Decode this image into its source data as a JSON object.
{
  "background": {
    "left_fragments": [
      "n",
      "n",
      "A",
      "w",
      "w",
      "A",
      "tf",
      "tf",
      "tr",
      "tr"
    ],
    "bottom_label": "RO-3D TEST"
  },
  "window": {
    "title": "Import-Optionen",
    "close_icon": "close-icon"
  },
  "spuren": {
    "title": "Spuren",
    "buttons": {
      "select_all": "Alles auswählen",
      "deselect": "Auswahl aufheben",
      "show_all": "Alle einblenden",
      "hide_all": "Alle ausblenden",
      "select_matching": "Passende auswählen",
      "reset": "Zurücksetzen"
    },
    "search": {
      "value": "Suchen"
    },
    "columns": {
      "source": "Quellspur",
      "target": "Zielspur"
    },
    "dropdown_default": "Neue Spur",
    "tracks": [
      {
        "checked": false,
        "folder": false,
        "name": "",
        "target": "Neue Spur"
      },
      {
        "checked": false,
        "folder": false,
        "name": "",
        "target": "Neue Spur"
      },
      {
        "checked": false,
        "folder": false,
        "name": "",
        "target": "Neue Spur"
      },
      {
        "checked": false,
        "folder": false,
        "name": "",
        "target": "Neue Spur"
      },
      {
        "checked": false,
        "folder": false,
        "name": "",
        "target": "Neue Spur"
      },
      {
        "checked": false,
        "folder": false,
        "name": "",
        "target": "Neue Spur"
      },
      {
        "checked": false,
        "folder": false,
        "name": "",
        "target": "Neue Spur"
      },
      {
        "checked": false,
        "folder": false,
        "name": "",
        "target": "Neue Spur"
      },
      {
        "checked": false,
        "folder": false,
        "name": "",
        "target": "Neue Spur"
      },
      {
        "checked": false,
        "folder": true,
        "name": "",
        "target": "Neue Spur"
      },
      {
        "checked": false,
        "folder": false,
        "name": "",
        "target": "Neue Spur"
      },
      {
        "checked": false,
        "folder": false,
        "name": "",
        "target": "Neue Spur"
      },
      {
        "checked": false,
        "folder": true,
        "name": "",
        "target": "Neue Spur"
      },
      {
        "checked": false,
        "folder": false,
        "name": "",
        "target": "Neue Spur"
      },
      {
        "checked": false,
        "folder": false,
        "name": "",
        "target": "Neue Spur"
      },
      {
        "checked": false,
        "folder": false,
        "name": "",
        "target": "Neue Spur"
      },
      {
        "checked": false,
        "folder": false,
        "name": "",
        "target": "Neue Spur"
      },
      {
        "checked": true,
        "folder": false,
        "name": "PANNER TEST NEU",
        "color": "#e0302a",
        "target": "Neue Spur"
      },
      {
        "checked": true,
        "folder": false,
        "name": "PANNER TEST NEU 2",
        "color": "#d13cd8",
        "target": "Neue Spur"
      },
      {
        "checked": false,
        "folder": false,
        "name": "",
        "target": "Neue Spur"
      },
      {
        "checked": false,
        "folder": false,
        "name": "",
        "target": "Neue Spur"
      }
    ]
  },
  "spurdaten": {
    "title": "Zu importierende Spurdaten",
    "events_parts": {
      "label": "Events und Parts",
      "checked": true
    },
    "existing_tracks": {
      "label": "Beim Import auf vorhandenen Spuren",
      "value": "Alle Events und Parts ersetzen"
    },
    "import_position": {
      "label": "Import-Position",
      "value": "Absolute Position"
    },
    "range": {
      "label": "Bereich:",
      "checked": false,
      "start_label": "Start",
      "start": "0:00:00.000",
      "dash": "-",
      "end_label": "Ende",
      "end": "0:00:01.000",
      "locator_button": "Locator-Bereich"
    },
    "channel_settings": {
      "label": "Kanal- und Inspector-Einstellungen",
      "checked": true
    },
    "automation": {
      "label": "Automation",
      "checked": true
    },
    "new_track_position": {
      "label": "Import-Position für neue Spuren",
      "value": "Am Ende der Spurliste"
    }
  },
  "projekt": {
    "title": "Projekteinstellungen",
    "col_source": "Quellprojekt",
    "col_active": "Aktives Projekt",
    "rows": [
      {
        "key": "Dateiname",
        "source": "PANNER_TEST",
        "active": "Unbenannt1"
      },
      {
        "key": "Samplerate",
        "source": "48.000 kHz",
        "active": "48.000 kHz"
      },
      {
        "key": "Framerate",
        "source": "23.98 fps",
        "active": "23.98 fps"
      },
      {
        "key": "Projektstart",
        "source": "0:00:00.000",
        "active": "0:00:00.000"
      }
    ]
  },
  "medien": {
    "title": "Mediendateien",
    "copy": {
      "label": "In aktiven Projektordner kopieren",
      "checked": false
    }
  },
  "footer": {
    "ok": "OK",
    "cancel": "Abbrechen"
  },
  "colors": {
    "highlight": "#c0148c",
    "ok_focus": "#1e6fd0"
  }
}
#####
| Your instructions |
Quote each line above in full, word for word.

| Exercise solution |
Decode this image into its source data as a JSON object.
{
  "background": {
    "left_fragments": [
      "n",
      "n",
      "A",
      "w",
      "w",
      "A",
      "tf",
      "tf",
      "tr",
      "tr"
    ],
    "bottom_label": "RO-3D TEST"
  },
  "window": {
    "title": "Import-Optionen",
    "close_icon": "close-icon"
  },
  "spuren": {
    "title": "Spuren",
    "buttons": {
      "select_all": "Alles auswählen",
      "deselect": "Auswahl aufheben",
      "show_all": "Alle einblenden",
      "hide_all": "Alle ausblenden",
      "select_matching": "Passende auswählen",
      "reset": "Zurücksetzen"
    },
    "search": {
      "value": "Suchen"
    },
    "columns": {
      "source": "Quellspur",
      "target": "Zielspur"
    },
    "dropdown_default": "Neue Spur",
    "tracks": [
      {
        "checked": false,
        "folder": false,
        "name": "",
        "target": "Neue Spur"
      },
      {
        "checked": false,
        "folder": false,
        "name": "",
        "target": "Neue Spur"
      },
      {
        "checked": false,
        "folder": false,
        "name": "",
        "target": "Neue Spur"
      },
      {
        "checked": false,
        "folder": false,
        "name": "",
        "target": "Neue Spur"
      },
      {
        "checked": false,
        "folder": false,
        "name": "",
        "target": "Neue Spur"
      },
      {
        "checked": false,
        "folder": false,
        "name": "",
        "target": "Neue Spur"
      },
      {
        "checked": false,
        "folder": false,
        "name": "",
        "target": "Neue Spur"
      },
      {
        "checked": false,
        "folder": false,
        "name": "",
        "target": "Neue Spur"
      },
      {
        "checked": false,
        "folder": false,
        "name": "",
        "target": "Neue Spur"
      },
      {
        "checked": false,
        "folder": true,
        "name": "",
        "target": "Neue Spur"
      },
      {
        "checked": false,
        "folder": false,
        "name": "",
        "target": "Neue Spur"
      },
      {
        "checked": false,
        "folder": false,
        "name": "",
        "target": "Neue Spur"
      },
      {
        "checked": false,
        "folder": true,
        "name": "",
        "target": "Neue Spur"
      },
      {
        "checked": false,
        "folder": false,
        "name": "",
        "target": "Neue Spur"
      },
      {
        "checked": false,
        "folder": false,
        "name": "",
        "target": "Neue Spur"
      },
      {
        "checked": false,
        "folder": false,
        "name": "",
        "target": "Neue Spur"
      },
      {
        "checked": false,
        "folder": false,
        "name": "",
        "target": "Neue Spur"
      },
      {
        "checked": true,
        "folder": false,
        "name": "PANNER TEST NEU",
        "color": "#e0302a",
        "target": "Neue Spur"
      },
      {
        "checked": true,
        "folder": false,
        "name": "PANNER TEST NEU 2",
        "color": "#d13cd8",
        "target": "Neue Spur"
      },
      {
        "checked": false,
        "folder": false,
        "name": "",
        "target": "Neue Spur"
      },
      {
        "checked": false,
        "folder": false,
        "name": "",
        "target": "Neue Spur"
      }
    ]
  },
  "spurdaten": {
    "title": "Zu importierende Spurdaten",
    "events_parts": {
      "label": "Events und Parts",
      "checked": true
    },
    "existing_tracks": {
      "label": "Beim Import auf vorhandenen Spuren",
      "value": "Alle Events und Parts ersetzen"
    },
    "import_position": {
      "label": "Import-Position",
      "value": "Absolute Position"
    },
    "range": {
      "label": "Bereich:",
      "checked": false,
      "start_label": "Start",
      "start": "0:00:00.000",
      "dash": "-",
      "end_label": "Ende",
      "end": "0:00:01.000",
      "locator_button": "Locator-Bereich"
    },
    "channel_settings": {
      "label": "Kanal- und Inspector-Einstellungen",
      "checked": true
    },
    "automation": {
      "label": "Automation",
      "checked": true
    },
    "new_track_position": {
      "label": "Import-Position für neue Spuren",
      "value": "Am Ende der Spurliste"
    }
  },
  "projekt": {
    "title": "Projekteinstellungen",
    "col_source": "Quellprojekt",
    "col_active": "Aktives Projekt",
    "rows": [
      {
        "key": "Dateiname",
        "source": "PANNER_TEST",
        "active": "Unbenannt1"
      },
      {
        "key": "Samplerate",
        "source": "48.000 kHz",
        "active": "48.000 kHz"
      },
      {
        "key": "Framerate",
        "source": "23.98 fps",
        "active": "23.98 fps"
      },
      {
        "key": "Projektstart",
        "source": "0:00:00.000",
        "active": "0:00:00.000"
      }
    ]
  },
  "medien": {
    "title": "Mediendateien",
    "copy": {
      "label": "In aktiven Projektordner kopieren",
      "checked": false
    }
  },
  "footer": {
    "ok": "OK",
    "cancel": "Abbrechen"
  },
  "colors": {
    "highlight": "#c0148c",
    "ok_focus": "#1e6fd0"
  }
}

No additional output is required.